What is Medical English?

Today’s global healthcare workforce is multi-national and multi-lingual. English is the lingua franca, and non-English speaking healthcare professionals, from consultants to carers, need to get their Medical English up to speed in order to deliver the safe and effective care demanded of them.

Medical conversations are varied and important – with colleagues, with patients, and with their families and friends. The healthcare environment can be fast-paced, noisy and high risk. Mistakes can be made with serious consequences.

Meeting these critical communication needs requires excellent language skills. And not general English skills, but the language specific to healthcare – Medical English.

Medical English is Different

Medical English is not the kind of English you learn at school. It has its own language, structure and conventions. Medical English is part-technical, part-academic, and part-everyday. It has a wide variety of slang, acronyms, colloquialisms that those outside the profession find incomprehensible. It exists in highly-charged interactions.

On any given day, for example, a nurse may have to reassure, to explain, to examine, to give bad news, to calm the upset, to handle the confused, to comfort friends and family.

With colleagues, they give accurate handovers, create detailed care plans, explain incidents and near misses, and participate in multi-disciplinary team meetings.

They have to listen carefully, to understand accents, the social and cultural contexts of their patients, and then to respond appropriately and meaningfully.

How to Design Medical English Courses

Teaching such a range of language set in very context-specific situations to professionals is a tough call, but Medical English courses need to reflect this – whether it be an elementary level course for HCAs to or a much more advanced course for specialist doctors.

General English courses typically start with carefully scaffolded sets of grammar, vocabulary, language skills and functions, which are then contextualised so they make sense. With Medical English, it’s the other way round. Context is everything. Grammar, vocabulary, skills work and functional expressions are determined by the context. In this way, Medical English is situation based, and the language is practical and hands on.

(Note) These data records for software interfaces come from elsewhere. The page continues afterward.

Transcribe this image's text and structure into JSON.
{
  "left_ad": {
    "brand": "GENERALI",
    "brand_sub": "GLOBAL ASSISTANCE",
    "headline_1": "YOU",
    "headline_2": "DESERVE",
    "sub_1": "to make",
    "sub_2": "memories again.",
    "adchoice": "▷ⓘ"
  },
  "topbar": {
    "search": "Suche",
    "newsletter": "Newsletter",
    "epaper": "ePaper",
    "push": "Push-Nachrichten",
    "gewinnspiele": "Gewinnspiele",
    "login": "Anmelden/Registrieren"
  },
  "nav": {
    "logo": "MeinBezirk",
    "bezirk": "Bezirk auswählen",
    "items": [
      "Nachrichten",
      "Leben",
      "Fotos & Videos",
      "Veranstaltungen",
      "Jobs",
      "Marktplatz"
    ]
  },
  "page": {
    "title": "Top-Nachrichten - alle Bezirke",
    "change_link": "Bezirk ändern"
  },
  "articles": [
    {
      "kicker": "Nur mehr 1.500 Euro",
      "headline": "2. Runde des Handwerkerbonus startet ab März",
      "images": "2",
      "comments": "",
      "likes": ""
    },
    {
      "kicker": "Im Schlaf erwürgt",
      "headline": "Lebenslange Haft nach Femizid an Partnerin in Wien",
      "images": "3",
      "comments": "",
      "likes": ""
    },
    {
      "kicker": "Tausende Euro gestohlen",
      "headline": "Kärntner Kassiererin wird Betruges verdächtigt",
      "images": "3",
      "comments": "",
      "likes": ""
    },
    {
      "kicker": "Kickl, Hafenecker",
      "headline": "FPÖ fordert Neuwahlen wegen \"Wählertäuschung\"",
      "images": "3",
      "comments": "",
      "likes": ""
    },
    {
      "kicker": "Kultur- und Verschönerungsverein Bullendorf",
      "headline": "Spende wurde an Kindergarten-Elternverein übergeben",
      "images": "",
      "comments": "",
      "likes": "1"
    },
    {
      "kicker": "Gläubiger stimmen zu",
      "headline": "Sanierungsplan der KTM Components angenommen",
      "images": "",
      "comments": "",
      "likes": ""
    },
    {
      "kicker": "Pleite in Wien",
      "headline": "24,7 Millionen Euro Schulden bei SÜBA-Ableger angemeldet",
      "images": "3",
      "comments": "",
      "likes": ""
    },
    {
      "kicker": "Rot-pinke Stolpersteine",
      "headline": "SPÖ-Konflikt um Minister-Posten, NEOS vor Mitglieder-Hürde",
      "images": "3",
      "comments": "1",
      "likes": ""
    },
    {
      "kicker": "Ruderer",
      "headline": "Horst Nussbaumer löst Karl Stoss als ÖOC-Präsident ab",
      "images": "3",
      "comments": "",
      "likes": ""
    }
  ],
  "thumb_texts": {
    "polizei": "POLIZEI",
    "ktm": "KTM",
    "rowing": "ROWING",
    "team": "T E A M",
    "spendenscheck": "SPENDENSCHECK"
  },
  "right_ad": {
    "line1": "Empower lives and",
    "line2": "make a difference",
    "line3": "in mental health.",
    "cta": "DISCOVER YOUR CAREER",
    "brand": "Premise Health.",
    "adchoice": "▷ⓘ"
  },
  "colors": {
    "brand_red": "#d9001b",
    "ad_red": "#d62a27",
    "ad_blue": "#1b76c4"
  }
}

Medical English course design and delivery therefore needs to follow this principle, whether it be online self-study, tutor-led classroom lessons, or combinations of the two. Course creators also need to focus on the language objectives at a times – Medical English courses are designed not to teach medical professionals how to give better care, but how to practise successfully in English.

Because of the focus on both context and language, it’s vital that both medical and language experts are involved in developing relevant curricula and methodologies. Content needs to be relevant to learners and delivered in such a way that they are able to learn and use it successfully. Only in this way can the core Medical English objectives of achieving safe and effective practice be reached.